_WORK TO COMPLETE:_
Write out the records in full and without alteration, setting aside their pictures.

_RECORDS TO USE:_
'''

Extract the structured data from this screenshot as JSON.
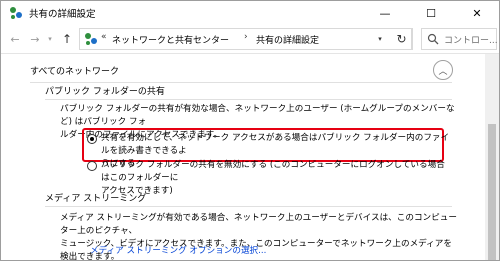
{
  "window": {
    "title": "共有の詳細設定",
    "minimize_glyph": "—",
    "maximize_glyph": "☐",
    "close_glyph": "✕"
  },
  "nav": {
    "back_glyph": "←",
    "forward_glyph": "→",
    "dropdown_glyph": "▾",
    "up_glyph": "↑"
  },
  "address": {
    "overflow": "«",
    "crumbs": [
      "ネットワークと共有センター",
      "共有の詳細設定"
    ],
    "separator": "›",
    "dropdown_glyph": "▾",
    "refresh_glyph": "↻"
  },
  "search": {
    "placeholder": "コントロー..."
  },
  "content": {
    "section_title": "すべてのネットワーク",
    "collapse_glyph": "︿",
    "public_folder": {
      "title": "パブリック フォルダーの共有",
      "description_line1": "パブリック フォルダーの共有が有効な場合、ネットワーク上のユーザー (ホームグループのメンバーなど) はパブリック フォ",
      "description_line2": "ルダー内のファイルにアクセスできます。",
      "options": [
        {
          "line1": "共有を有効にして、ネットワーク アクセスがある場合はパブリック フォルダー内のファイルを読み書きできるよ",
          "line2": "うにする",
          "checked": true
        },
        {
          "line1": "パブリック フォルダーの共有を無効にする (このコンピューターにログオンしている場合はこのフォルダーに",
          "line2": "アクセスできます)",
          "checked": false
        }
      ]
    },
    "media_streaming": {
      "title": "メディア ストリーミング",
      "description_line1": "メディア ストリーミングが有効である場合、ネットワーク上のユーザーとデバイスは、このコンピューター上のピクチャ、",
      "description_line2": "ミュージック、ビデオにアクセスできます。また、このコンピューターでネットワーク上のメディアを検出できます。",
      "link": "メディア ストリーミング オプションの選択..."
    }
  },
  "colors": {
    "highlight": "#e60012",
    "link": "#0645d6",
    "icon_green": "#2f8f3e",
    "icon_blue": "#1d6fc7"
  }
}
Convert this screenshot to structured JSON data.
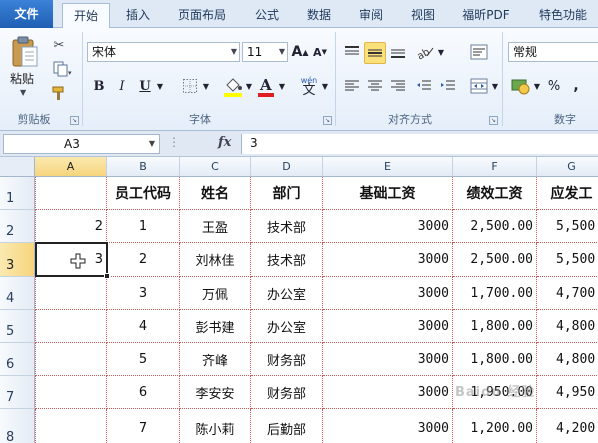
{
  "tabs": [
    {
      "label": "文件"
    },
    {
      "label": "开始"
    },
    {
      "label": "插入"
    },
    {
      "label": "页面布局"
    },
    {
      "label": "公式"
    },
    {
      "label": "数据"
    },
    {
      "label": "审阅"
    },
    {
      "label": "视图"
    },
    {
      "label": "福昕PDF"
    },
    {
      "label": "特色功能"
    }
  ],
  "ribbon": {
    "clipboard": {
      "paste_label": "粘贴",
      "group_label": "剪贴板"
    },
    "font": {
      "font_name": "宋体",
      "font_size": "11",
      "bold": "B",
      "italic": "I",
      "underline": "U",
      "wen": "wén",
      "wen_char": "文",
      "grow": "A",
      "shrink": "A",
      "group_label": "字体"
    },
    "alignment": {
      "group_label": "对齐方式"
    },
    "number": {
      "format": "常规",
      "percent": "%",
      "comma": ",",
      "group_label": "数字"
    }
  },
  "formula_bar": {
    "name_box": "A3",
    "fx_label": "fx",
    "content": "3"
  },
  "columns": [
    "A",
    "B",
    "C",
    "D",
    "E",
    "F",
    "G"
  ],
  "rows": [
    {
      "n": "1",
      "cells": [
        "",
        "员工代码",
        "姓名",
        "部门",
        "基础工资",
        "绩效工资",
        "应发工"
      ]
    },
    {
      "n": "2",
      "cells": [
        "2",
        "1",
        "王盈",
        "技术部",
        "3000",
        "2,500.00",
        "5,500."
      ]
    },
    {
      "n": "3",
      "cells": [
        "3",
        "2",
        "刘林佳",
        "技术部",
        "3000",
        "2,500.00",
        "5,500."
      ]
    },
    {
      "n": "4",
      "cells": [
        "",
        "3",
        "万佩",
        "办公室",
        "3000",
        "1,700.00",
        "4,700."
      ]
    },
    {
      "n": "5",
      "cells": [
        "",
        "4",
        "彭书建",
        "办公室",
        "3000",
        "1,800.00",
        "4,800."
      ]
    },
    {
      "n": "6",
      "cells": [
        "",
        "5",
        "齐峰",
        "财务部",
        "3000",
        "1,800.00",
        "4,800."
      ]
    },
    {
      "n": "7",
      "cells": [
        "",
        "6",
        "李安安",
        "财务部",
        "3000",
        "1,950.00",
        "4,950."
      ]
    },
    {
      "n": "8",
      "cells": [
        "",
        "7",
        "陈小莉",
        "后勤部",
        "3000",
        "1,200.00",
        "4,200."
      ]
    }
  ],
  "selected_cell": "A3",
  "watermark": "Baidu 经验",
  "colors": {
    "file_tab": "#2a6fc9",
    "header_selected": "#f6d47c",
    "highlight_button": "#fbe17c",
    "gridline": "#d05a5a"
  }
}
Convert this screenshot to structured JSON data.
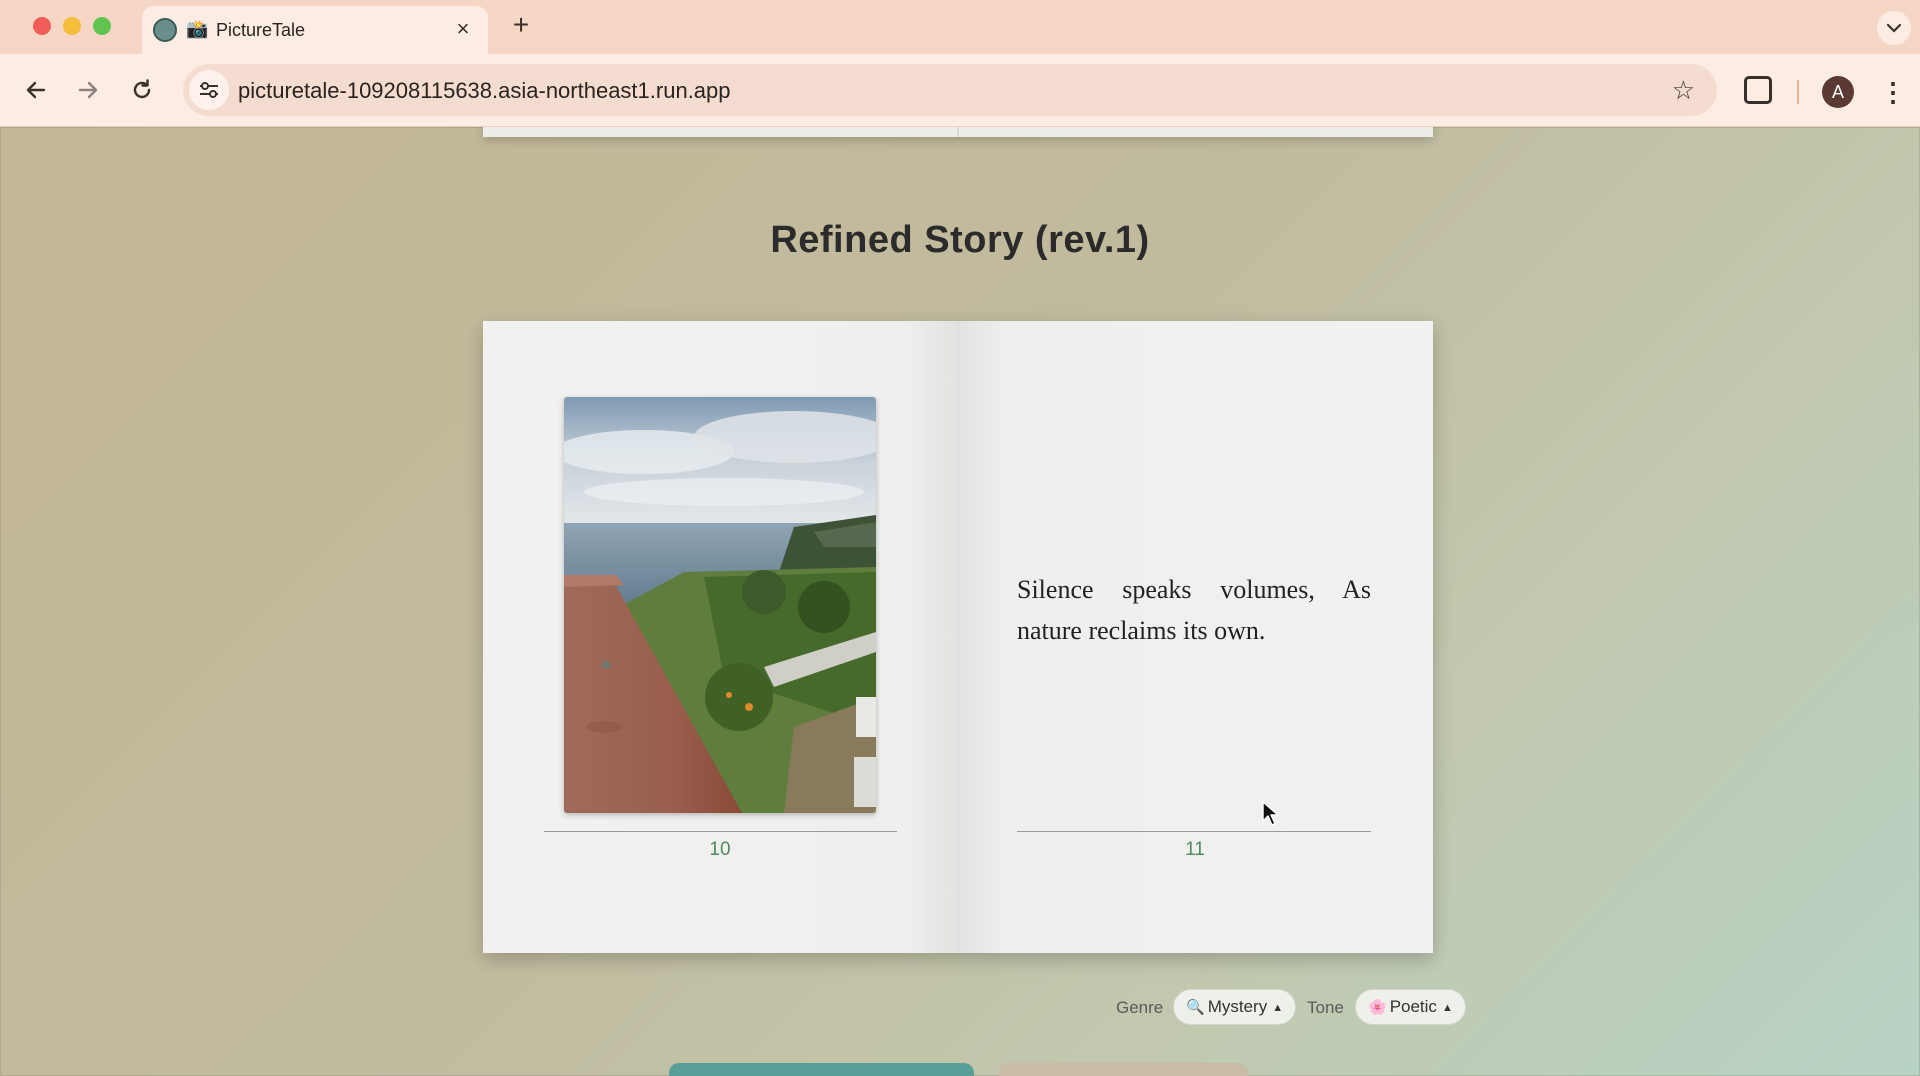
{
  "browser": {
    "tab": {
      "emoji": "📸",
      "title": "PictureTale",
      "close_glyph": "×"
    },
    "new_tab_glyph": "+",
    "tab_search_glyph": "⌄",
    "url": "picturetale-109208115638.asia-northeast1.run.app",
    "avatar_initial": "A",
    "icons": [
      "back-arrow-icon",
      "forward-arrow-icon",
      "reload-icon",
      "site-info-icon",
      "star-icon",
      "extensions-icon",
      "more-menu-icon"
    ]
  },
  "story": {
    "section_title": "Refined Story (rev.1)",
    "left_page": {
      "number": "10",
      "image_alt": "Coastal hillside with rusty wall overlooking the sea"
    },
    "right_page": {
      "number": "11",
      "text": "Silence speaks volumes, As nature reclaims its own."
    }
  },
  "controls": {
    "genre_label": "Genre",
    "genre": {
      "icon": "🔍",
      "value": "Mystery",
      "caret": "▲"
    },
    "tone_label": "Tone",
    "tone": {
      "icon": "🌸",
      "value": "Poetic",
      "caret": "▲"
    }
  },
  "colors": {
    "tabbar": "#f6d6c4",
    "page_number": "#4f8a5e",
    "primary_button": "#5a9e98"
  }
}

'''

_EXERCISE ANSWER:_
Extract the structured data from this screenshot as JSON.
{
  "window": {
    "title": "共有の詳細設定",
    "minimize_glyph": "—",
    "maximize_glyph": "☐",
    "close_glyph": "✕"
  },
  "nav": {
    "back_glyph": "←",
    "forward_glyph": "→",
    "dropdown_glyph": "▾",
    "up_glyph": "↑"
  },
  "address": {
    "overflow": "«",
    "crumbs": [
      "ネットワークと共有センター",
      "共有の詳細設定"
    ],
    "separator": "›",
    "dropdown_glyph": "▾",
    "refresh_glyph": "↻"
  },
  "search": {
    "placeholder": "コントロー..."
  },
  "content": {
    "section_title": "すべてのネットワーク",
    "collapse_glyph": "︿",
    "public_folder": {
      "title": "パブリック フォルダーの共有",
      "description_line1": "パブリック フォルダーの共有が有効な場合、ネットワーク上のユーザー (ホームグループのメンバーなど) はパブリック フォ",
      "description_line2": "ルダー内のファイルにアクセスできます。",
      "options": [
        {
          "line1": "共有を有効にして、ネットワーク アクセスがある場合はパブリック フォルダー内のファイルを読み書きできるよ",
          "line2": "うにする",
          "checked": true
        },
        {
          "line1": "パブリック フォルダーの共有を無効にする (このコンピューターにログオンしている場合はこのフォルダーに",
          "line2": "アクセスできます)",
          "checked": false
        }
      ]
    },
    "media_streaming": {
      "title": "メディア ストリーミング",
      "description_line1": "メディア ストリーミングが有効である場合、ネットワーク上のユーザーとデバイスは、このコンピューター上のピクチャ、",
      "description_line2": "ミュージック、ビデオにアクセスできます。また、このコンピューターでネットワーク上のメディアを検出できます。",
      "link": "メディア ストリーミング オプションの選択..."
    }
  },
  "colors": {
    "highlight": "#e60012",
    "link": "#0645d6",
    "icon_green": "#2f8f3e",
    "icon_blue": "#1d6fc7"
  }
}
Convert this screenshot to structured JSON data.
{
  "tabs": [
    {
      "label": "文件"
    },
    {
      "label": "开始"
    },
    {
      "label": "插入"
    },
    {
      "label": "页面布局"
    },
    {
      "label": "公式"
    },
    {
      "label": "数据"
    },
    {
      "label": "审阅"
    },
    {
      "label": "视图"
    },
    {
      "label": "福昕PDF"
    },
    {
      "label": "特色功能"
    }
  ],
  "ribbon": {
    "clipboard": {
      "paste_label": "粘贴",
      "group_label": "剪贴板"
    },
    "font": {
      "font_name": "宋体",
      "font_size": "11",
      "bold": "B",
      "italic": "I",
      "underline": "U",
      "wen": "wén",
      "wen_char": "文",
      "grow": "A",
      "shrink": "A",
      "group_label": "字体"
    },
    "alignment": {
      "group_label": "对齐方式"
    },
    "number": {
      "format": "常规",
      "percent": "%",
      "comma": ",",
      "group_label": "数字"
    }
  },
  "formula_bar": {
    "name_box": "A3",
    "fx_label": "fx",
    "content": "3"
  },
  "columns": [
    "A",
    "B",
    "C",
    "D",
    "E",
    "F",
    "G"
  ],
  "rows": [
    {
      "n": "1",
      "cells": [
        "",
        "员工代码",
        "姓名",
        "部门",
        "基础工资",
        "绩效工资",
        "应发工"
      ]
    },
    {
      "n": "2",
      "cells": [
        "2",
        "1",
        "王盈",
        "技术部",
        "3000",
        "2,500.00",
        "5,500."
      ]
    },
    {
      "n": "3",
      "cells": [
        "3",
        "2",
        "刘林佳",
        "技术部",
        "3000",
        "2,500.00",
        "5,500."
      ]
    },
    {
      "n": "4",
      "cells": [
        "",
        "3",
        "万佩",
        "办公室",
        "3000",
        "1,700.00",
        "4,700."
      ]
    },
    {
      "n": "5",
      "cells": [
        "",
        "4",
        "彭书建",
        "办公室",
        "3000",
        "1,800.00",
        "4,800."
      ]
    },
    {
      "n": "6",
      "cells": [
        "",
        "5",
        "齐峰",
        "财务部",
        "3000",
        "1,800.00",
        "4,800."
      ]
    },
    {
      "n": "7",
      "cells": [
        "",
        "6",
        "李安安",
        "财务部",
        "3000",
        "1,950.00",
        "4,950."
      ]
    },
    {
      "n": "8",
      "cells": [
        "",
        "7",
        "陈小莉",
        "后勤部",
        "3000",
        "1,200.00",
        "4,200."
      ]
    }
  ],
  "selected_cell": "A3",
  "watermark": "Baidu 经验",
  "colors": {
    "file_tab": "#2a6fc9",
    "header_selected": "#f6d47c",
    "highlight_button": "#fbe17c",
    "gridline": "#d05a5a"
  }
}
Convert this screenshot to structured JSON data.
{
  "browser": {
    "tab": {
      "emoji": "📸",
      "title": "PictureTale",
      "close_glyph": "×"
    },
    "new_tab_glyph": "+",
    "tab_search_glyph": "⌄",
    "url": "picturetale-109208115638.asia-northeast1.run.app",
    "avatar_initial": "A",
    "icons": [
      "back-arrow-icon",
      "forward-arrow-icon",
      "reload-icon",
      "site-info-icon",
      "star-icon",
      "extensions-icon",
      "more-menu-icon"
    ]
  },
  "story": {
    "section_title": "Refined Story (rev.1)",
    "left_page": {
      "number": "10",
      "image_alt": "Coastal hillside with rusty wall overlooking the sea"
    },
    "right_page": {
      "number": "11",
      "text": "Silence speaks volumes, As nature reclaims its own."
    }
  },
  "controls": {
    "genre_label": "Genre",
    "genre": {
      "icon": "🔍",
      "value": "Mystery",
      "caret": "▲"
    },
    "tone_label": "Tone",
    "tone": {
      "icon": "🌸",
      "value": "Poetic",
      "caret": "▲"
    }
  },
  "colors": {
    "tabbar": "#f6d6c4",
    "page_number": "#4f8a5e",
    "primary_button": "#5a9e98"
  }
}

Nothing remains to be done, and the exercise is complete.